*PROBLEM DETAILS:*
Each line below should be repeated exactly as it stands.
————————
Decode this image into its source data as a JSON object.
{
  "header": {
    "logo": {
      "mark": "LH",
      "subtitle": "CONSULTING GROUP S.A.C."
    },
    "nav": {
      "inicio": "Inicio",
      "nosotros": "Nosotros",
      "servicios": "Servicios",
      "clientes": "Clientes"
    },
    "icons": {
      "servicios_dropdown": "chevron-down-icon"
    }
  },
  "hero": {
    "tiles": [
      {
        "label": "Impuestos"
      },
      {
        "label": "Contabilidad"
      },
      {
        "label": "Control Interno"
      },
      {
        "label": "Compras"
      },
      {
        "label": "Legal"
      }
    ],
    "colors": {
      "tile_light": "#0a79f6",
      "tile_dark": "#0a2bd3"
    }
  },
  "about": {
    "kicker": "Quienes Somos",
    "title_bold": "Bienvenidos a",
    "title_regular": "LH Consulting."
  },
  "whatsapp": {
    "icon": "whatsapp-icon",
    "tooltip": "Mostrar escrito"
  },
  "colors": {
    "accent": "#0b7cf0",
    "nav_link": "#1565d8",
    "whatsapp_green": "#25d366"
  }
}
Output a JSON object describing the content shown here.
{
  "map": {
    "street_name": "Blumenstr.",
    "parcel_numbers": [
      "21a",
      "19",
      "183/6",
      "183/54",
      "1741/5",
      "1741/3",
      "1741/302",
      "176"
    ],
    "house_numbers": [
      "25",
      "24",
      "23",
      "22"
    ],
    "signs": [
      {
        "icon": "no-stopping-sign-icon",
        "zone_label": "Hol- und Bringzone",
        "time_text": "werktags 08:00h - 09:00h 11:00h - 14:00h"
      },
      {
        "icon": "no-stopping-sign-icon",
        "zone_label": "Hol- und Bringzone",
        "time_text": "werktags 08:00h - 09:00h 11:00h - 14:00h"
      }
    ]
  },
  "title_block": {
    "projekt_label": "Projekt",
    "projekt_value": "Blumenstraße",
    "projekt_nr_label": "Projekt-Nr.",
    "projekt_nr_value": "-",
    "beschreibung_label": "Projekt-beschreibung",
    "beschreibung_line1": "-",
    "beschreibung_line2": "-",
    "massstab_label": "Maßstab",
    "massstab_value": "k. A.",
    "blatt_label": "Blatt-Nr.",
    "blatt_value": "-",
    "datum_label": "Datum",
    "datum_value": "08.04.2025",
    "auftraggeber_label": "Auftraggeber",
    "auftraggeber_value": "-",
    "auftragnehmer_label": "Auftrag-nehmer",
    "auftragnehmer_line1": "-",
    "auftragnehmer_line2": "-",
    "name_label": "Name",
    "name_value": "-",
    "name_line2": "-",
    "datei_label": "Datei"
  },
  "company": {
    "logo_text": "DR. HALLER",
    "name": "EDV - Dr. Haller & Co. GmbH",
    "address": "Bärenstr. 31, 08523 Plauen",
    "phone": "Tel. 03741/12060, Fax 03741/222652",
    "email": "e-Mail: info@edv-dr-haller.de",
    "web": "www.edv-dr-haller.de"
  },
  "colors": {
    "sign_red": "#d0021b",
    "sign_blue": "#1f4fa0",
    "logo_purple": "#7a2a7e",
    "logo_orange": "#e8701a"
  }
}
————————
*PROBLEM SOLUTION:*
Decode this image into its source data as a JSON object.
{
  "header": {
    "logo": {
      "mark": "LH",
      "subtitle": "CONSULTING GROUP S.A.C."
    },
    "nav": {
      "inicio": "Inicio",
      "nosotros": "Nosotros",
      "servicios": "Servicios",
      "clientes": "Clientes"
    },
    "icons": {
      "servicios_dropdown": "chevron-down-icon"
    }
  },
  "hero": {
    "tiles": [
      {
        "label": "Impuestos"
      },
      {
        "label": "Contabilidad"
      },
      {
        "label": "Control Interno"
      },
      {
        "label": "Compras"
      },
      {
        "label": "Legal"
      }
    ],
    "colors": {
      "tile_light": "#0a79f6",
      "tile_dark": "#0a2bd3"
    }
  },
  "about": {
    "kicker": "Quienes Somos",
    "title_bold": "Bienvenidos a",
    "title_regular": "LH Consulting."
  },
  "whatsapp": {
    "icon": "whatsapp-icon",
    "tooltip": "Mostrar escrito"
  },
  "colors": {
    "accent": "#0b7cf0",
    "nav_link": "#1565d8",
    "whatsapp_green": "#25d366"
  }
}
Output a JSON object describing the content shown here.
{
  "map": {
    "street_name": "Blumenstr.",
    "parcel_numbers": [
      "21a",
      "19",
      "183/6",
      "183/54",
      "1741/5",
      "1741/3",
      "1741/302",
      "176"
    ],
    "house_numbers": [
      "25",
      "24",
      "23",
      "22"
    ],
    "signs": [
      {
        "icon": "no-stopping-sign-icon",
        "zone_label": "Hol- und Bringzone",
        "time_text": "werktags 08:00h - 09:00h 11:00h - 14:00h"
      },
      {
        "icon": "no-stopping-sign-icon",
        "zone_label": "Hol- und Bringzone",
        "time_text": "werktags 08:00h - 09:00h 11:00h - 14:00h"
      }
    ]
  },
  "title_block": {
    "projekt_label": "Projekt",
    "projekt_value": "Blumenstraße",
    "projekt_nr_label": "Projekt-Nr.",
    "projekt_nr_value": "-",
    "beschreibung_label": "Projekt-beschreibung",
    "beschreibung_line1": "-",
    "beschreibung_line2": "-",
    "massstab_label": "Maßstab",
    "massstab_value": "k. A.",
    "blatt_label": "Blatt-Nr.",
    "blatt_value": "-",
    "datum_label": "Datum",
    "datum_value": "08.04.2025",
    "auftraggeber_label": "Auftraggeber",
    "auftraggeber_value": "-",
    "auftragnehmer_label": "Auftrag-nehmer",
    "auftragnehmer_line1": "-",
    "auftragnehmer_line2": "-",
    "name_label": "Name",
    "name_value": "-",
    "name_line2": "-",
    "datei_label": "Datei"
  },
  "company": {
    "logo_text": "DR. HALLER",
    "name": "EDV - Dr. Haller & Co. GmbH",
    "address": "Bärenstr. 31, 08523 Plauen",
    "phone": "Tel. 03741/12060, Fax 03741/222652",
    "email": "e-Mail: info@edv-dr-haller.de",
    "web": "www.edv-dr-haller.de"
  },
  "colors": {
    "sign_red": "#d0021b",
    "sign_blue": "#1f4fa0",
    "logo_purple": "#7a2a7e",
    "logo_orange": "#e8701a"
  }
}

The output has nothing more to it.